Stored data
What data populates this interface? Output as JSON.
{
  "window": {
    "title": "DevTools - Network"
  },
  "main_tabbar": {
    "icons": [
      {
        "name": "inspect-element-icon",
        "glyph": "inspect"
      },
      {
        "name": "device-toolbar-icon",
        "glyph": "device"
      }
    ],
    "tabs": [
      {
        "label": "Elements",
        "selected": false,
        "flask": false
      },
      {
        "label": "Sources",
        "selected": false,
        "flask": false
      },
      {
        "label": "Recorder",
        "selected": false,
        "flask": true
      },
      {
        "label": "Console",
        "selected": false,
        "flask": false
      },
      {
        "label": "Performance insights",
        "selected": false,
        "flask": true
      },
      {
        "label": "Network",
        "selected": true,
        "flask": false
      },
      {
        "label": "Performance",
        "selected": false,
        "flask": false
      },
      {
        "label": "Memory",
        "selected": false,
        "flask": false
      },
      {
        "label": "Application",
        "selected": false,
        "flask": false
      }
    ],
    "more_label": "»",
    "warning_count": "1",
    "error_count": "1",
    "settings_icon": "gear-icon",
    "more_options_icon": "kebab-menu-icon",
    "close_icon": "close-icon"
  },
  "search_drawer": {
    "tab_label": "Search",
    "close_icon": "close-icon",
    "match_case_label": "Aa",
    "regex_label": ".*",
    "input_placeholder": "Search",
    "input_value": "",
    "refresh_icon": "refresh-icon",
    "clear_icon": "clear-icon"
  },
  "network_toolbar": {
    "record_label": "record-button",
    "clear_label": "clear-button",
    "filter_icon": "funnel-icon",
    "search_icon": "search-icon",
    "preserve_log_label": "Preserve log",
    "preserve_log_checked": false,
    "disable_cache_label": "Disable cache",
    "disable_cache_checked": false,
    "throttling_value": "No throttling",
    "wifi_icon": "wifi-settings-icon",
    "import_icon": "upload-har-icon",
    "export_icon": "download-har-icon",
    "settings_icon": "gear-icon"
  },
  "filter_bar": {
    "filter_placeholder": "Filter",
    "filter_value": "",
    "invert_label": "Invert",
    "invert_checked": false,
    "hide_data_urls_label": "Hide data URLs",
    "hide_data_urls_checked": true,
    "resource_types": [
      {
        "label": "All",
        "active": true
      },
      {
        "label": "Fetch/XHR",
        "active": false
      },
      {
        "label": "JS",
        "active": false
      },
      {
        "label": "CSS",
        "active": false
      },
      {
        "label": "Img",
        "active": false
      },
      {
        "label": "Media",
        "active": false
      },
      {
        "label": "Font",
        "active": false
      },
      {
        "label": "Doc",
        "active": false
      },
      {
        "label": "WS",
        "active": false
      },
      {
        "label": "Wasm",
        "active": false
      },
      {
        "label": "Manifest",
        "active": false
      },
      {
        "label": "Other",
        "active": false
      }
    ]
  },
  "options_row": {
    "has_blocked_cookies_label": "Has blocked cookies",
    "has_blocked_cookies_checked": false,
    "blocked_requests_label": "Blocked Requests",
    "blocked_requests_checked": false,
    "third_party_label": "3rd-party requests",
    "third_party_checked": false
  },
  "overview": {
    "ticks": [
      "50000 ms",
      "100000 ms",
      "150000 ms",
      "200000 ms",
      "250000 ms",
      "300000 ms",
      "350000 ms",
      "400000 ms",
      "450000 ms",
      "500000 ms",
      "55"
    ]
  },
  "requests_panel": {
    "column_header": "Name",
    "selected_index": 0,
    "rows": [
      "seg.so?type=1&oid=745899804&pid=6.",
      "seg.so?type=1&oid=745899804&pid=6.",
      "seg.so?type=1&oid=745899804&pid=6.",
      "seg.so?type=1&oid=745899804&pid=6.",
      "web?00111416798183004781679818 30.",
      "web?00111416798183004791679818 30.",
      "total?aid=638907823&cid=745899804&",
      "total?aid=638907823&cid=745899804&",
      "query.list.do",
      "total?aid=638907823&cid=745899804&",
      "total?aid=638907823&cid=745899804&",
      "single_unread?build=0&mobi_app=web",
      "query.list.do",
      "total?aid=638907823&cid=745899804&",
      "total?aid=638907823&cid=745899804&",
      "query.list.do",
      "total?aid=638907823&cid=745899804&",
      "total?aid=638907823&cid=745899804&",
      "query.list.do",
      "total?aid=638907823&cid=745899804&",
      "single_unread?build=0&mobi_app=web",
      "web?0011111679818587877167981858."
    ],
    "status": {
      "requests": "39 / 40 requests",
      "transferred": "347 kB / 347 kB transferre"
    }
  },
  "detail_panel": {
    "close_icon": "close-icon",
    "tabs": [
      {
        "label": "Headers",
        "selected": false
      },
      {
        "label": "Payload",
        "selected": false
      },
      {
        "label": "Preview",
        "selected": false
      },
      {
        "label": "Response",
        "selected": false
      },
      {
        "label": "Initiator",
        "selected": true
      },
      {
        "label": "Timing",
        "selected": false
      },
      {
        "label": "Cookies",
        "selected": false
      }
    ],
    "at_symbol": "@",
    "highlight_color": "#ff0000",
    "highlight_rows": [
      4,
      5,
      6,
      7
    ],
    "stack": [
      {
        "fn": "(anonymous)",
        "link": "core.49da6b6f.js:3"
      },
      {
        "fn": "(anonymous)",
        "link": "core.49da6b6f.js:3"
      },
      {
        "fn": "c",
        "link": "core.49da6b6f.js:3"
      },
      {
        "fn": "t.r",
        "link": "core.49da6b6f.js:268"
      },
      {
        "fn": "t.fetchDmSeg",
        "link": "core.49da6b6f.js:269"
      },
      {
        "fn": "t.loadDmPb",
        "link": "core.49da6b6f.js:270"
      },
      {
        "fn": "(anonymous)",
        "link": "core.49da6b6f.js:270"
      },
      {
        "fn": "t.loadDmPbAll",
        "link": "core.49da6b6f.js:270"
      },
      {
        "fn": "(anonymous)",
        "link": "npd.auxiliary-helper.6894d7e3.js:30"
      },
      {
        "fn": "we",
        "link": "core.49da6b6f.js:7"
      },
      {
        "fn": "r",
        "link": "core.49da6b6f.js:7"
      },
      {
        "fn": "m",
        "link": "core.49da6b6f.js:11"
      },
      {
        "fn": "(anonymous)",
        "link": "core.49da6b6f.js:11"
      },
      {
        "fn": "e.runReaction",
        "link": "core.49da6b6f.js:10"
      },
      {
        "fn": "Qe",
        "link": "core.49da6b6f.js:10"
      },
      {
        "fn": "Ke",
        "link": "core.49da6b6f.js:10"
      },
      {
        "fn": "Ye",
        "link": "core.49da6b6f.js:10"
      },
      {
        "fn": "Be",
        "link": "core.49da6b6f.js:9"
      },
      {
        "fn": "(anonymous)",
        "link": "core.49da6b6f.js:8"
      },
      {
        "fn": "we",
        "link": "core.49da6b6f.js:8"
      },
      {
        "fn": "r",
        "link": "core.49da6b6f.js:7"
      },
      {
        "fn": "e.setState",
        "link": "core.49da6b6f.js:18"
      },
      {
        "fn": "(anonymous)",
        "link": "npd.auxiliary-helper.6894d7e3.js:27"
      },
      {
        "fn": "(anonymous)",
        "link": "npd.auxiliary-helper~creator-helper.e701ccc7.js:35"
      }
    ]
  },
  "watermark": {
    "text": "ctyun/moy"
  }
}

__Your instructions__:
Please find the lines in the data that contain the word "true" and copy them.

__Answer to the exercise__:
        "flask": true
        "flask": true
        "selected": true,
    "hide_data_urls_checked": true,
        "active": true
        "selected": true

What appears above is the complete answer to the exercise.